[[ Provided data, beginning ]]
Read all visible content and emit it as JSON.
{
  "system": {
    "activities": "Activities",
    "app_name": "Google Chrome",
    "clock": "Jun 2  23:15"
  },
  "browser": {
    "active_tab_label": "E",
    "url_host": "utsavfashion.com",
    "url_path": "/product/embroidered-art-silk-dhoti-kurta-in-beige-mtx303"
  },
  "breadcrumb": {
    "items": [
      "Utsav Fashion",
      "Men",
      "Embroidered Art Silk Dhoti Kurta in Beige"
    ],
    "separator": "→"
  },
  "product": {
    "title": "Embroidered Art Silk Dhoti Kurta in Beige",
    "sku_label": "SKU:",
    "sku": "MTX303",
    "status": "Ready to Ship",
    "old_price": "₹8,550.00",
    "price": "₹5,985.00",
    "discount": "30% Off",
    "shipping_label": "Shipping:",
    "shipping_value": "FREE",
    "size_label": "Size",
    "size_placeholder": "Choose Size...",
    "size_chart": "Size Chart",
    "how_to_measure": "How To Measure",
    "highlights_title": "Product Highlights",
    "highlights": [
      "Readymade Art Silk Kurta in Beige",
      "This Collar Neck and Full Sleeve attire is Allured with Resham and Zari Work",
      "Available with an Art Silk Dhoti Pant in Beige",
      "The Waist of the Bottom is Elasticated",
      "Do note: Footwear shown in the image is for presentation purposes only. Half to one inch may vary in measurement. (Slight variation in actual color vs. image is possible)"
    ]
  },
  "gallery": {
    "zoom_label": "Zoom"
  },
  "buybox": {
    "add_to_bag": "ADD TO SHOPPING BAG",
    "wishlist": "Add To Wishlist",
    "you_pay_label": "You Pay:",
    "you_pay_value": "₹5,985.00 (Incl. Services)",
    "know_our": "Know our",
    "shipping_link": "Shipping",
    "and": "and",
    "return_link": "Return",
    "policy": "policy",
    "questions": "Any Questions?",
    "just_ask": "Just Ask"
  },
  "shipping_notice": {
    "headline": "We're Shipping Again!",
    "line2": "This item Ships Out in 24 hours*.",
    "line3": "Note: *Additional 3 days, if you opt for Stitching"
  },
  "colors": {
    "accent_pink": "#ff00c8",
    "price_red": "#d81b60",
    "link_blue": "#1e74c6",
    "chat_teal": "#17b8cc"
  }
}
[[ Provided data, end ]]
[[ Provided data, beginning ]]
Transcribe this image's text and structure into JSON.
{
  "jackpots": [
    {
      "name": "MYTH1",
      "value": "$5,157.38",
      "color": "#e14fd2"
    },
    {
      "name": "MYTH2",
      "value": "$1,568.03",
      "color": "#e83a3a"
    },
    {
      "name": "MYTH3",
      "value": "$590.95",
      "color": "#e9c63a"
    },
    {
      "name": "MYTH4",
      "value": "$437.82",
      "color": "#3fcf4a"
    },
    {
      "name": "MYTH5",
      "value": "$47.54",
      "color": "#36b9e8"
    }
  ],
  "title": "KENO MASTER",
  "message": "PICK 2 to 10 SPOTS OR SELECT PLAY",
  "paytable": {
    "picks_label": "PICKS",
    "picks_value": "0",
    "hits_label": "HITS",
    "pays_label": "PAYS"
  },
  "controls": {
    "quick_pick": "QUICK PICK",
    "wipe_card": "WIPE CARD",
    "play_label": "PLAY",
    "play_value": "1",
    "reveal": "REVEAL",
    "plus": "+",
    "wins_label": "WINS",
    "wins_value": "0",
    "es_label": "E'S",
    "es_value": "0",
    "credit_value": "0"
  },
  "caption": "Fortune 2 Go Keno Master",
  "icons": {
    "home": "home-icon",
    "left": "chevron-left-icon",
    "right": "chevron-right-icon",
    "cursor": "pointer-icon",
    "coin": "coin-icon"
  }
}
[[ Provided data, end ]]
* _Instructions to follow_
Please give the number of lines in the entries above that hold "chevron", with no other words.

* _Exercise solution_
2